▶ _Exercise aim_:
The word "dept" marks the lines to copy; find all of them in the entries below.

************

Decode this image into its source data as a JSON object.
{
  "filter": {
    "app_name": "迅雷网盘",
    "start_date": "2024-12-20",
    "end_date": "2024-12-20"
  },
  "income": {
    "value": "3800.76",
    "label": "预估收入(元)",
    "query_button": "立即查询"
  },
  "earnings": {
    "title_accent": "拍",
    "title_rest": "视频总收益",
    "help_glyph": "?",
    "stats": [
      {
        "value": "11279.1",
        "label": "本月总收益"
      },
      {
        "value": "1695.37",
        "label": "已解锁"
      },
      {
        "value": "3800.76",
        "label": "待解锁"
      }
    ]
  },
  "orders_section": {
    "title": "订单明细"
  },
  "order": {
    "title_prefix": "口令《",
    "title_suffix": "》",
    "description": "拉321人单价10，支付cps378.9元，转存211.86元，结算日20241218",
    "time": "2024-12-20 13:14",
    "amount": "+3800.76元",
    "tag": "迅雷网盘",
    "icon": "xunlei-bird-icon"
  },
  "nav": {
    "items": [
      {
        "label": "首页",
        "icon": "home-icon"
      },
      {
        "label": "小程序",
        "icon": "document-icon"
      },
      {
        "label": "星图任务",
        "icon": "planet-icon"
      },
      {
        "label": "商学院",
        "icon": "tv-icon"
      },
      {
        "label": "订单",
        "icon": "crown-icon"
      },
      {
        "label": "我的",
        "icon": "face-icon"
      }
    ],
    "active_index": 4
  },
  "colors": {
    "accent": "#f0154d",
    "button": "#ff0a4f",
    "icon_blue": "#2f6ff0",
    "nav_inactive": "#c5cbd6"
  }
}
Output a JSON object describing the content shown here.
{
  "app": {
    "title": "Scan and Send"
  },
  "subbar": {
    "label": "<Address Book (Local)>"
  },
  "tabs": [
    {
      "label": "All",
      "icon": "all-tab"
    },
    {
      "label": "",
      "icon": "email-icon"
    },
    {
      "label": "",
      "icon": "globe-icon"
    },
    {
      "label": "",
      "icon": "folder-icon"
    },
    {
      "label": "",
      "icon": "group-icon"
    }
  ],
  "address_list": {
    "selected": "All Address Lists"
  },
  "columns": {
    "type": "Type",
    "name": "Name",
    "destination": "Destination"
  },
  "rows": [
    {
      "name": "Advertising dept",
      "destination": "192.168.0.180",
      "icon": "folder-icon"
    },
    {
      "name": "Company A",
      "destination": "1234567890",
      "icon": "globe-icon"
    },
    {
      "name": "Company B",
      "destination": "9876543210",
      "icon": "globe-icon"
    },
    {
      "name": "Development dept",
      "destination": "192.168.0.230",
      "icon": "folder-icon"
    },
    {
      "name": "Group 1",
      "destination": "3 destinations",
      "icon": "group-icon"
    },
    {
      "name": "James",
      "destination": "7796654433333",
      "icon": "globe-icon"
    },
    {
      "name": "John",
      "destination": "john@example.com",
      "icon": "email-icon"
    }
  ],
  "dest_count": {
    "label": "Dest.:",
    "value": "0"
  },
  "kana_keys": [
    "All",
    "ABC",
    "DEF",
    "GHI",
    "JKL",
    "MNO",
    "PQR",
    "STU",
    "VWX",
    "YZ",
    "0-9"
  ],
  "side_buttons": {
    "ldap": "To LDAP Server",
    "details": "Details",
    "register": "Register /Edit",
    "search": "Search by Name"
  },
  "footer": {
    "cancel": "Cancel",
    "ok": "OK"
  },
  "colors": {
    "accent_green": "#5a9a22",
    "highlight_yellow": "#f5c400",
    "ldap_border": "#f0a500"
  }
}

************

▶ _The answer_:
      "name": "Advertising dept",
      "name": "Development dept",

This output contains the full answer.